Instructions to follow ->
Locate each line with the string "data" in the listing below and copy it.

Records to process ->
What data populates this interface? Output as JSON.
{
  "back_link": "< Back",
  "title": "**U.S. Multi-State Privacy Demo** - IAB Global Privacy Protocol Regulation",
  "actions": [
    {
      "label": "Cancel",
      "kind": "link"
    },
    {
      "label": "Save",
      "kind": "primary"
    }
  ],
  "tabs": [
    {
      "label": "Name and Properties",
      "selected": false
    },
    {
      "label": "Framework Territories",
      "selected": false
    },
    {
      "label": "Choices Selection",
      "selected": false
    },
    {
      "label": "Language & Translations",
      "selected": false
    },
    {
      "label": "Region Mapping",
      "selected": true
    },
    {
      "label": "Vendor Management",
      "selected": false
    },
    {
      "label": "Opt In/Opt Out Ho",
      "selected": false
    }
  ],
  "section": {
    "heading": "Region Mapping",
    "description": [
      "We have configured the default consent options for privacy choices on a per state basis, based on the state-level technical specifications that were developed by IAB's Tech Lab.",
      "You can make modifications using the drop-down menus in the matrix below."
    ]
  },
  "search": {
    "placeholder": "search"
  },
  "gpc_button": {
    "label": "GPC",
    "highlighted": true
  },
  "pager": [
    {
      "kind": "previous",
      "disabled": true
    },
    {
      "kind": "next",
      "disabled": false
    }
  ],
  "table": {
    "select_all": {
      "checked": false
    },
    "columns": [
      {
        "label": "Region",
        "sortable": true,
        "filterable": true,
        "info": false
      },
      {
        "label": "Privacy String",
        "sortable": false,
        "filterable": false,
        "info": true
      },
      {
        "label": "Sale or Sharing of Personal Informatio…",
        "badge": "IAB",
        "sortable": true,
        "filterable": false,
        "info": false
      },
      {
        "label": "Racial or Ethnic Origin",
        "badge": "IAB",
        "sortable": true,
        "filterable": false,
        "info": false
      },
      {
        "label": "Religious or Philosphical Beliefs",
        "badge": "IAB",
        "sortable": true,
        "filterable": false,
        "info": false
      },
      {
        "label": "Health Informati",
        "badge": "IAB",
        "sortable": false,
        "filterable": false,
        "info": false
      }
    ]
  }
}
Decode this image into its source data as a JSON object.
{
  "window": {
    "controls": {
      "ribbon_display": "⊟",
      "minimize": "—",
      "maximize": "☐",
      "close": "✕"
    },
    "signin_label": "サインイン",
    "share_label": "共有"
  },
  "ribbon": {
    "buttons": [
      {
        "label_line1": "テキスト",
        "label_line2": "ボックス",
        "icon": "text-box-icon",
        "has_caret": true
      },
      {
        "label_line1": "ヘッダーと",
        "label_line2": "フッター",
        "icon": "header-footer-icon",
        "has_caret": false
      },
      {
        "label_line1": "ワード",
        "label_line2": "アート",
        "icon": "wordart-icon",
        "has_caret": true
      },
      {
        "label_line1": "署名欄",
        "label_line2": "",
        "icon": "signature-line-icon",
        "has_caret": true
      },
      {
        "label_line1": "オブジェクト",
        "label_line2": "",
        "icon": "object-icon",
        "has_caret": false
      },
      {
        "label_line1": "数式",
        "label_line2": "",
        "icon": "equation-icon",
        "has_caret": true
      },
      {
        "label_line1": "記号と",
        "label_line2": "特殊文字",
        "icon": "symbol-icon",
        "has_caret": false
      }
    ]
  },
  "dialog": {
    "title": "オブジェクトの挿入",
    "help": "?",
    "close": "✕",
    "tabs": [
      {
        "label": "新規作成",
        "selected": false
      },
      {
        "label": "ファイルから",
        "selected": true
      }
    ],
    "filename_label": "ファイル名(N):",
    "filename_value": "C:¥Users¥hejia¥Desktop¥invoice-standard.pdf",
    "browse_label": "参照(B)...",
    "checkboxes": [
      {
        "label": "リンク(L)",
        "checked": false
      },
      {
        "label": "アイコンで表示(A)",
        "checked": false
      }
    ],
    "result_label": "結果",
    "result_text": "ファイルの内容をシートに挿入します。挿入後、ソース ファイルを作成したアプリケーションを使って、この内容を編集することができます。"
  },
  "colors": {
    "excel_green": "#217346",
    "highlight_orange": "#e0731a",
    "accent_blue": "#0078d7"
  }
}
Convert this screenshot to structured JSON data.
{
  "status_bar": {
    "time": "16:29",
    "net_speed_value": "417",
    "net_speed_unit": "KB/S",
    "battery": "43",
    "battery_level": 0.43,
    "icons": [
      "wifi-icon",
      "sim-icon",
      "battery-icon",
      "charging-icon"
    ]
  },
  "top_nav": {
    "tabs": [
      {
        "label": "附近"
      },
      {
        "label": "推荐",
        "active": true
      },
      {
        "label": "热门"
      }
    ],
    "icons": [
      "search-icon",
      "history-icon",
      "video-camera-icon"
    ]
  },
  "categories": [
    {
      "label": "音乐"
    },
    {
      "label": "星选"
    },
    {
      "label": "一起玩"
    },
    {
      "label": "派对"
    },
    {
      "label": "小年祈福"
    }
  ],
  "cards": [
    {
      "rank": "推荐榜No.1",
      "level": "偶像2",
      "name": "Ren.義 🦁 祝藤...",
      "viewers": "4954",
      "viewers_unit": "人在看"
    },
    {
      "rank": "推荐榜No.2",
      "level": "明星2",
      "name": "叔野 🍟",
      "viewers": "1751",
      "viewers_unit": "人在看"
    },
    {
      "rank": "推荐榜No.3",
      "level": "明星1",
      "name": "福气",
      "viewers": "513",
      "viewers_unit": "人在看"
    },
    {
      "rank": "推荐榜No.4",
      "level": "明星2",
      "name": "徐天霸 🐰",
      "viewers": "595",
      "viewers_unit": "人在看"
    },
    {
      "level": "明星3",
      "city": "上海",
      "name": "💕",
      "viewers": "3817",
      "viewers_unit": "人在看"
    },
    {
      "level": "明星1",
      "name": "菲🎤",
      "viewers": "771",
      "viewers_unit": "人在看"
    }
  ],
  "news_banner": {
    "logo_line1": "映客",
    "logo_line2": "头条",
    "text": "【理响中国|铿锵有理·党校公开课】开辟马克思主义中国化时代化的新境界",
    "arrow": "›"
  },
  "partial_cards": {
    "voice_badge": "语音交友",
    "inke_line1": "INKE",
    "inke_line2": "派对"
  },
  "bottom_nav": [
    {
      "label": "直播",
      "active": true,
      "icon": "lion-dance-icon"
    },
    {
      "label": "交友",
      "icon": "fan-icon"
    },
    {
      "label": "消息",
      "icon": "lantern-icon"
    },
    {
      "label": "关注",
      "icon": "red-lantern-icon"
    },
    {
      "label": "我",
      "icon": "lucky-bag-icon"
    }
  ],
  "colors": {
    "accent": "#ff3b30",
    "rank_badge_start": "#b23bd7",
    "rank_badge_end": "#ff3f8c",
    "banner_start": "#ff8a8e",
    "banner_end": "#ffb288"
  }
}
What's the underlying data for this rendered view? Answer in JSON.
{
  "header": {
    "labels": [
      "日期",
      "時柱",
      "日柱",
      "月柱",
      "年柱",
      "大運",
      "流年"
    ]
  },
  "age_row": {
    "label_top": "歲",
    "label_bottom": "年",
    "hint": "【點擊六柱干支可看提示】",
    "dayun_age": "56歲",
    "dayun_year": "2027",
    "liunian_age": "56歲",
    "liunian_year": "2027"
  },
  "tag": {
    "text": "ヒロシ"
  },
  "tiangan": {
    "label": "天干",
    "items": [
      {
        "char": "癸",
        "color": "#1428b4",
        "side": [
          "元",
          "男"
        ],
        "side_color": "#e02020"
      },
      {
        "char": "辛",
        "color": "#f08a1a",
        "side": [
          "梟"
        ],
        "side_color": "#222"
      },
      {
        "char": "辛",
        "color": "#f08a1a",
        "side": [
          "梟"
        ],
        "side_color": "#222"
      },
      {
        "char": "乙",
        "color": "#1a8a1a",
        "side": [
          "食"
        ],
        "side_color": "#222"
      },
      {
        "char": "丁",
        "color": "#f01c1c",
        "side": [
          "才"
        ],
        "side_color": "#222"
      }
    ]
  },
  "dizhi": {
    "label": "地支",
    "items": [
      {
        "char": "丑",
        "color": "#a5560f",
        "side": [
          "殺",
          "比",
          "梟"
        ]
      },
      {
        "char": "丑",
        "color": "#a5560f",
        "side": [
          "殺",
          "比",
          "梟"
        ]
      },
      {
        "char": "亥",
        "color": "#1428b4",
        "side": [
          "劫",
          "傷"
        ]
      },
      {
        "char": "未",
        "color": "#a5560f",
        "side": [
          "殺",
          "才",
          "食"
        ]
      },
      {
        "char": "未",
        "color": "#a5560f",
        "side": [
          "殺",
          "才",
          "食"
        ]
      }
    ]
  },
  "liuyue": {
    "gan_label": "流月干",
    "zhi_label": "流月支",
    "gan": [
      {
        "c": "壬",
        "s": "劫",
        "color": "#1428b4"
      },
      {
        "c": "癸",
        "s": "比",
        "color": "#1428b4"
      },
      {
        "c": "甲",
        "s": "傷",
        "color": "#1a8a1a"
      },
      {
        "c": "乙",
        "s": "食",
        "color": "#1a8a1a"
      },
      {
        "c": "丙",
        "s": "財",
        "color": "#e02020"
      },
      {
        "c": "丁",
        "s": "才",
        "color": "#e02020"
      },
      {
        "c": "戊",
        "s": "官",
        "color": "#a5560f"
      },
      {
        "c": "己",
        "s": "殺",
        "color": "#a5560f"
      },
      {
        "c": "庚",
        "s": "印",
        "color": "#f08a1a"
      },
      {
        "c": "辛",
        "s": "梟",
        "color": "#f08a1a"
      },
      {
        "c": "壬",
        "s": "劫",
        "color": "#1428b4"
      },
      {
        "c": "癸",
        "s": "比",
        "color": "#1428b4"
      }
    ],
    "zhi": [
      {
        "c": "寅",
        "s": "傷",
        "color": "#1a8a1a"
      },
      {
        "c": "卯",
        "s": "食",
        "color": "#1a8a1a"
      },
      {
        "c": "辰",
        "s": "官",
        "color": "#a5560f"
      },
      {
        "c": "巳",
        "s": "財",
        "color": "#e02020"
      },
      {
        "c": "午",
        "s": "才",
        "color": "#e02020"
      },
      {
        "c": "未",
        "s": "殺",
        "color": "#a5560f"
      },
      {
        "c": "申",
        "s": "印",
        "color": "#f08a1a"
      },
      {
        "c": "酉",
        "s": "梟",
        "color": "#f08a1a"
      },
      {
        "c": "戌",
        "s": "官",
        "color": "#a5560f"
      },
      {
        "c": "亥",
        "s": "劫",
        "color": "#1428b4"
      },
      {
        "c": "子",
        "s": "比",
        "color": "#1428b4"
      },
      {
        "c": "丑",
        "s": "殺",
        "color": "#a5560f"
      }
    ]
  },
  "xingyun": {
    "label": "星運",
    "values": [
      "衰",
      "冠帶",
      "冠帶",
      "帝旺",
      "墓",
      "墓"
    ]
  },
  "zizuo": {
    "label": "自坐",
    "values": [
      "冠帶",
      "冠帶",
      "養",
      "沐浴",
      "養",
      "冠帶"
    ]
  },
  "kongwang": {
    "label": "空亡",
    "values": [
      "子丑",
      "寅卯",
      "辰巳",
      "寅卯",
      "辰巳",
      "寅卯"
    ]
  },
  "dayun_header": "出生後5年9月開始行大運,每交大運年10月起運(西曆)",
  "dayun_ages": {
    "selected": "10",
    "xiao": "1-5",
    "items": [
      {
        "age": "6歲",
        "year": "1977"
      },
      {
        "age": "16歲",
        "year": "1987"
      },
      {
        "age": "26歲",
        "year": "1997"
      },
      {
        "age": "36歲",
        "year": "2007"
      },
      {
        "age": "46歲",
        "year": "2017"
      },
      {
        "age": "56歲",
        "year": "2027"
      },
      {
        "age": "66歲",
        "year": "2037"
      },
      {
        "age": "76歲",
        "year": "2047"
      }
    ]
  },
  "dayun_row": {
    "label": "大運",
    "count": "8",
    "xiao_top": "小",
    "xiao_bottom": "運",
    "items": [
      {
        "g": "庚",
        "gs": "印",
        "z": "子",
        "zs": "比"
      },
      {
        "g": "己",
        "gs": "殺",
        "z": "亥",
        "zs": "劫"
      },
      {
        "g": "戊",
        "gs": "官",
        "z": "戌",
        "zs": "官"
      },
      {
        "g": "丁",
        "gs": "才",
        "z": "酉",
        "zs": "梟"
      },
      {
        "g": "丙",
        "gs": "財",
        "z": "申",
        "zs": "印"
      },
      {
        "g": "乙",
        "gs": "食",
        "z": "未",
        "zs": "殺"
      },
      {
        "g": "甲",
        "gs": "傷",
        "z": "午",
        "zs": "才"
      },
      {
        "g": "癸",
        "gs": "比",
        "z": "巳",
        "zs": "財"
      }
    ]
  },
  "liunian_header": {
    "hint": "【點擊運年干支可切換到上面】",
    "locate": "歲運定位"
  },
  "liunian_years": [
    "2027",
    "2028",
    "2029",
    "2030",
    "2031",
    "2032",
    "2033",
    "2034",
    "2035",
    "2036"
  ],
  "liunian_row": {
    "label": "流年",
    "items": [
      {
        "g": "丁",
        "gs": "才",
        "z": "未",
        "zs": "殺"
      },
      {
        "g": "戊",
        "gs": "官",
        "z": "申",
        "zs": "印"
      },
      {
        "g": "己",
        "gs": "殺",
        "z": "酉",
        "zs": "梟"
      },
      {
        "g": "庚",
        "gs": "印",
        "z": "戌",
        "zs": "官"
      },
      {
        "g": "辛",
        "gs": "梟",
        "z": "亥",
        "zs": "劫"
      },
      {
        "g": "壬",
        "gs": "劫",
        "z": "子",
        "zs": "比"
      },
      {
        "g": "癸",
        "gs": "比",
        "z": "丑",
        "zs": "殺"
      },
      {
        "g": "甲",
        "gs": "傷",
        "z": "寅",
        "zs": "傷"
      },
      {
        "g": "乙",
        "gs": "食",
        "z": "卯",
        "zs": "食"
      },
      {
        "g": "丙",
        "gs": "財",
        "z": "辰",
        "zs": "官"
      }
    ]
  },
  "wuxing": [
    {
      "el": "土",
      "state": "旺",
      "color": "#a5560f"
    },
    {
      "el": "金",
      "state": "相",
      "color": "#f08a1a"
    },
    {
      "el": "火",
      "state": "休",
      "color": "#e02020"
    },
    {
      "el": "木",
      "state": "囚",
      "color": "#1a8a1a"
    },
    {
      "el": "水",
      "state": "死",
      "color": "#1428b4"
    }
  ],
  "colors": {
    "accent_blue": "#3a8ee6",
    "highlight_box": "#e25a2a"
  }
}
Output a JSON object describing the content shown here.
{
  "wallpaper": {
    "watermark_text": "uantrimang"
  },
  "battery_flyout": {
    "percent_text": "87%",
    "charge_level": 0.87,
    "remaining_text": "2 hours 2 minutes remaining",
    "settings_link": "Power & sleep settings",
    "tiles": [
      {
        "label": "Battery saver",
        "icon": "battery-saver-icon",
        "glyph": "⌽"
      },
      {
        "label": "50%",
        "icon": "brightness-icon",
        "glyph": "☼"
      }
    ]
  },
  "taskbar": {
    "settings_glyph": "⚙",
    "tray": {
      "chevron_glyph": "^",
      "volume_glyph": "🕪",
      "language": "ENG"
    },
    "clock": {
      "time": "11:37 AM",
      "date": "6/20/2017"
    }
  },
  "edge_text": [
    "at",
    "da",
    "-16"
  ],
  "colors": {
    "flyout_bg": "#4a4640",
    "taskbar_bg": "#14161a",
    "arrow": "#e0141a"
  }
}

Written reply ->
What data populates this interface? Output as JSON.
Decode this image into its source data as a JSON object.
Convert this screenshot to structured JSON data.
What's the underlying data for this rendered view? Answer in JSON.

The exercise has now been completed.